The CFPB’s preference is the third alternative (eliminate dealer discretion in rate setting), but the second alternative is interesting. The CFPB’s position is that if the amount of rate setting discretion is limited to no more than 100 basis points, it will significantly reduce portfolio-level disparities (basically, rate disparities will become statistically insignificant in the CFPB’s eyes). Following the second alternative won’t eliminate the need for a compliance management system, but could justify a much lighter compliance management system.
Indirect auto lenders that allow dealer markups need to heed the CFPB’s warnings and make adjustments to their compensation structures and compliance processes as soon as possible. Please contact Christopher Rahl if you have questions about this topic.
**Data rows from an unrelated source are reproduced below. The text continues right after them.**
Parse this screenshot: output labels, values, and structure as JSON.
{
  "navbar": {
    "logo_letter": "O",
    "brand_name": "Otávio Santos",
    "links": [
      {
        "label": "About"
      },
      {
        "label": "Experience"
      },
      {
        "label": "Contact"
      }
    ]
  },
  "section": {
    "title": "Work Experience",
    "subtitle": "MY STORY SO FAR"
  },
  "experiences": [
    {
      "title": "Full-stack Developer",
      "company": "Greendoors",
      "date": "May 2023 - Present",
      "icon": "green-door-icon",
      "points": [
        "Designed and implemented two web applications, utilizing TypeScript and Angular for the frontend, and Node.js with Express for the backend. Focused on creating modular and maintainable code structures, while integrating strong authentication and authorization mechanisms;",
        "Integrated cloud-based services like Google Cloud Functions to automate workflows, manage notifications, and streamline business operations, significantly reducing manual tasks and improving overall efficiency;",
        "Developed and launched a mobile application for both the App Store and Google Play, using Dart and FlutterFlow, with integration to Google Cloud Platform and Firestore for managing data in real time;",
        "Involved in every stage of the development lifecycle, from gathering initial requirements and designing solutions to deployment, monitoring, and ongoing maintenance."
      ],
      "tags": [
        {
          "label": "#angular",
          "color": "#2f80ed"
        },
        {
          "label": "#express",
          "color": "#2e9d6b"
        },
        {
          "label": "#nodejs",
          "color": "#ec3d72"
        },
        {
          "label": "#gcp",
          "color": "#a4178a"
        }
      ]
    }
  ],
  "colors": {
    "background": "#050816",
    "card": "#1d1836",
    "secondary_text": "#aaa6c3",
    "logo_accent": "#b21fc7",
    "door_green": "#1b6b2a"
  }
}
When clients ask us about marketing agreements with residential settlement service providers, we always advise to proceed conservatively and with great care. The CFPB has given us yet another reason to approach these arrangements with extreme caution. On September 30, the CFPB made public a consent order with a title company based on allegations that the company, which had entered into a series of marketing services agreements (MSAs) with real estate brokers, violated the Real Estate Settlement Procedures Act (RESPA) Section 8 prohibition against kickbacks in connection with real estate settlement services. According to the CFPB, the title company entered into MSAs as a quid pro quo for the referral of settlement service business and the company paid fees under the MSAs based on the amount of business actually referred or anticipated to be referred in the future. The consent order states, among other findings, that the title company believed if it did not enter MSAs with real estate brokers, the brokers would refer their business to other companies (sound familiar?). The CFPB concluded that real estate brokers who entered into MSAs with the title company referred a “statistically significant” higher amount of business than brokers who had not entered into MSAs. The CFPB also concluded that the parties to the MSA did not document how they determined the fair market value for the services to be rendered under the MSA and the title company did not “diligently monitor” to ensure that it received those services. Under the terms of the consent order, the title company must pay a $200,000 civil money penalty, immediately terminate any existing MSAs, and not enter into any MSAs in the future (with a very broad definition of MSA). We recommend any business that currently engages in marketing services arrangements or that is considering such an arrangement read this consent order and, as always, approach these arrangements with caution and care. Please contact Margie Corwin if you would like to discuss marketing arrangements or any residential mortgage lending issues.